• **Work item**
Wherever pictures occur in the entries below, leave them out and retype the rest exactly.

--

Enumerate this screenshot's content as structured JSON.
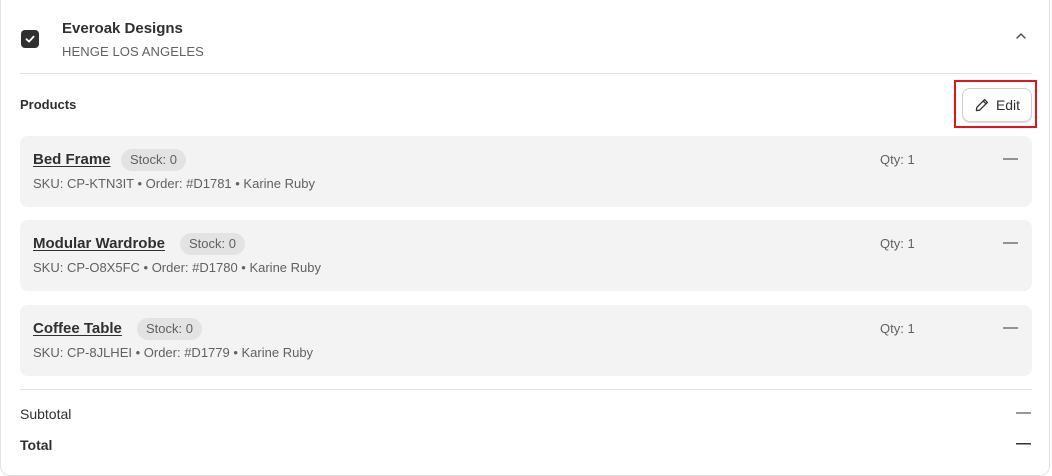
{
  "vendor": {
    "name": "Everoak Designs",
    "location": "HENGE LOS ANGELES",
    "checked": true
  },
  "products_section": {
    "title": "Products",
    "edit_label": "Edit"
  },
  "products": [
    {
      "name": "Bed Frame",
      "stock": "Stock: 0",
      "meta": "SKU: CP-KTN3IT • Order: #D1781 • Karine Ruby",
      "qty": "Qty: 1",
      "dash": "—"
    },
    {
      "name": "Modular Wardrobe",
      "stock": "Stock: 0",
      "meta": "SKU: CP-O8X5FC • Order: #D1780 • Karine Ruby",
      "qty": "Qty: 1",
      "dash": "—"
    },
    {
      "name": "Coffee Table",
      "stock": "Stock: 0",
      "meta": "SKU: CP-8JLHEI • Order: #D1779 • Karine Ruby",
      "qty": "Qty: 1",
      "dash": "—"
    }
  ],
  "summary": {
    "subtotal_label": "Subtotal",
    "subtotal_value": "—",
    "total_label": "Total",
    "total_value": "—"
  },
  "colors": {
    "highlight": "#e3141e",
    "row_background": "#f3f3f3"
  }
}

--

• **Task solution**
Enumerate this screenshot's content as structured JSON.
{
  "vendor": {
    "name": "Everoak Designs",
    "location": "HENGE LOS ANGELES",
    "checked": true
  },
  "products_section": {
    "title": "Products",
    "edit_label": "Edit"
  },
  "products": [
    {
      "name": "Bed Frame",
      "stock": "Stock: 0",
      "meta": "SKU: CP-KTN3IT • Order: #D1781 • Karine Ruby",
      "qty": "Qty: 1",
      "dash": "—"
    },
    {
      "name": "Modular Wardrobe",
      "stock": "Stock: 0",
      "meta": "SKU: CP-O8X5FC • Order: #D1780 • Karine Ruby",
      "qty": "Qty: 1",
      "dash": "—"
    },
    {
      "name": "Coffee Table",
      "stock": "Stock: 0",
      "meta": "SKU: CP-8JLHEI • Order: #D1779 • Karine Ruby",
      "qty": "Qty: 1",
      "dash": "—"
    }
  ],
  "summary": {
    "subtotal_label": "Subtotal",
    "subtotal_value": "—",
    "total_label": "Total",
    "total_value": "—"
  },
  "colors": {
    "highlight": "#e3141e",
    "row_background": "#f3f3f3"
  }
}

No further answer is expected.